|International Classification||G05G9/047, B64C13/04, B64C13/12|
|Cooperative Classification||Y10T74/20201, B64C13/12, G05G2009/04781, G05G2009/04751, G05G2009/04718, G05G9/047, B64C13/04|
|European Classification||G05G9/047, B64C13/12, B64C13/04|
|Jan 30, 1990||AS||Assignment|
Owner name: SOCIETE ANONYME DITE : AEROSPATIALE SOCIETE NATION
Free format text: ASSIGNMENT OF ASSIGNORS INTEREST.;ASSIGNOR:TIZAC, PIERRE;REEL/FRAME:005225/0800
Effective date: 19900123
|Sep 23, 1994||FPAY||Fee payment|
Year of fee payment: 4
|Sep 4, 1998||FPAY||Fee payment|
Year of fee payment: 8
|Jul 16, 2002||FPAY||Fee payment|
Year of fee payment: 12
|Feb 21, 2006||AS||Assignment|
Owner name: AIRBUS FRANCE, FRANCE
Free format text: ASSIGNMENT OF ASSIGNORS INTEREST;ASSIGNOR:EUROPEAN AERONAUTIC DEFENCE AND SPACE COMPANY EADS FRANCE;REEL/FRAME:017575/0111
Effective date: 20051221
Owner name: EUROPEAN AERONAUTIC DEFENCE AND SPACE COMPANY EADS

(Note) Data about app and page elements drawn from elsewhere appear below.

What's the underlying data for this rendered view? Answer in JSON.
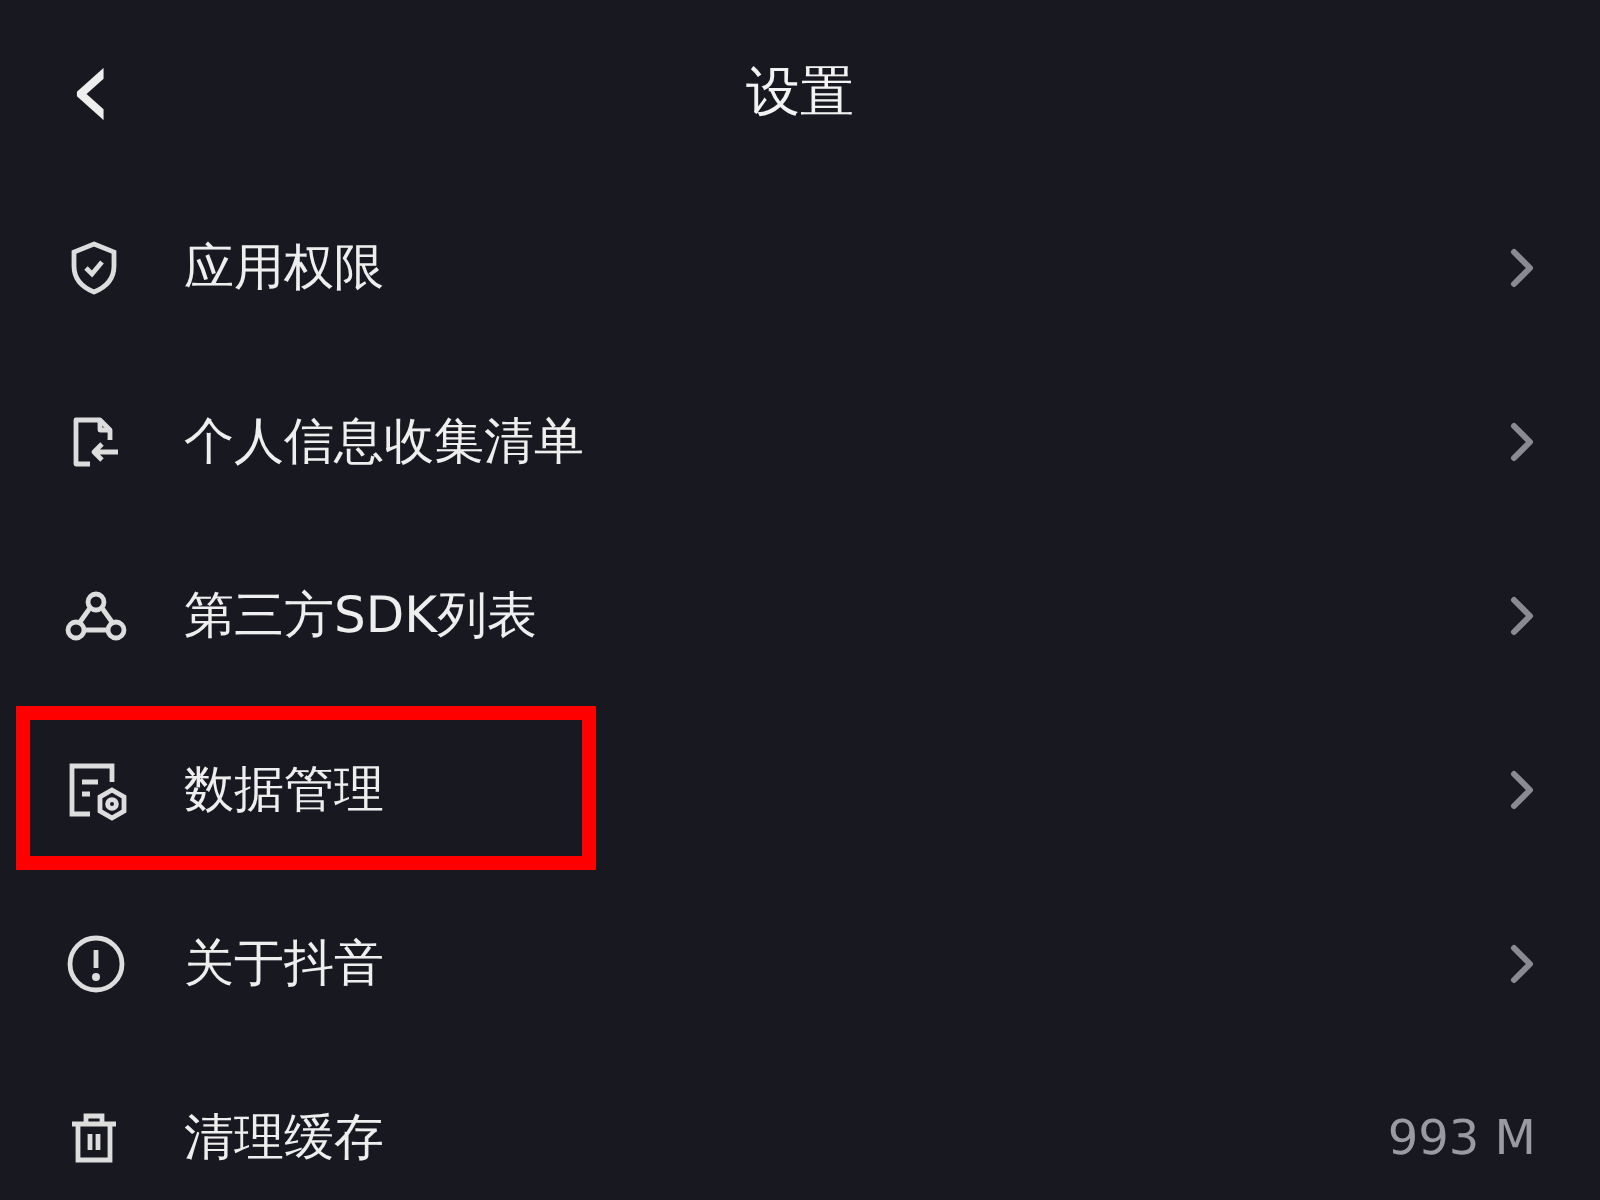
{
  "header": {
    "back": "‹",
    "title": "设置"
  },
  "items": [
    {
      "label": "应用权限",
      "kind": "link",
      "highlighted": false
    },
    {
      "label": "个人信息收集清单",
      "kind": "link",
      "highlighted": false
    },
    {
      "label": "第三方SDK列表",
      "kind": "link",
      "highlighted": false
    },
    {
      "label": "数据管理",
      "kind": "link",
      "highlighted": true
    },
    {
      "label": "关于抖音",
      "kind": "link",
      "highlighted": false
    },
    {
      "label": "清理缓存",
      "kind": "value",
      "value": "993 M",
      "highlighted": false
    }
  ]
}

Free format text: CHANGE OF NAME;ASSIGNOR:AEROSPATIALE SOCIETE NATIONALE INDUSTRIELLE;REEL/FRAME:017575/0062
Effective date: 20051221